"Nothing should be more important to us as a community and a nation than ensuring that the next generation enters adulthood in good mental health," said Dr. Russell Williams, the agency's executive director."Our hope is that adding to the understanding of mental illness in childhood and adolescence will increase the likelihood that people get appropriate treatment while they are still young, before their illnesses become intractable," Williams said.
The agency is sponsoring a health fair display Friday and Saturday, May 17-18, at Layton Hills Mall. The display will be open from 2 to 8:30 p.m. Friday and 10 a.m. to 6 p.m. Saturday.

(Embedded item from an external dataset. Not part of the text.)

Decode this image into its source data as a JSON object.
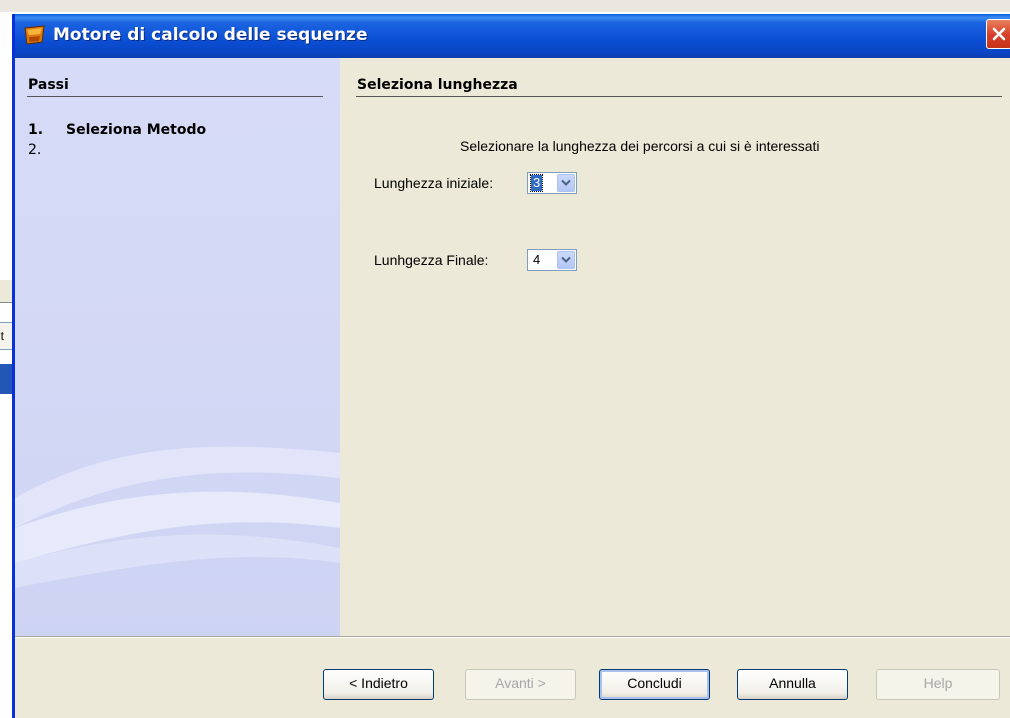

At the display, self-esteem masks will be made and persons can enter a drawing for river trips and community education classes.
"Many people don't realize that mental illnesses start much earlier and that children are at a greater risk of developing them than previously believed," Williams said, citing a recent national study showing that people under 20 are in the peak range for developing depression, obsessive-compulsive disorders, phobias and substance abuse problems.
"We are especially concerned about children at risk," Williams said. "Children who, because of certain genetic, psychological, social, and family factors, are particularly vulnerable to developing serious mental disorders."
Williams identified some of the factors as low birth weight, physical trauma, learning difficulties, poverty, homelessness, poor parental supervision and child abuse.
Early intervention and appropriate treatment can help most children at risk lead healthy, productive lives, Williams said.
"Effective treatments are available and researchers are developing promising new leads all the time," he said.
Williams said parents, teachers and other adults need to learn the warning signs of mental illness.
"People need to realize that mental illness is a real disease that can strike anyone regardless of family background or moral character and cannot be overcome by willpower," Williams said.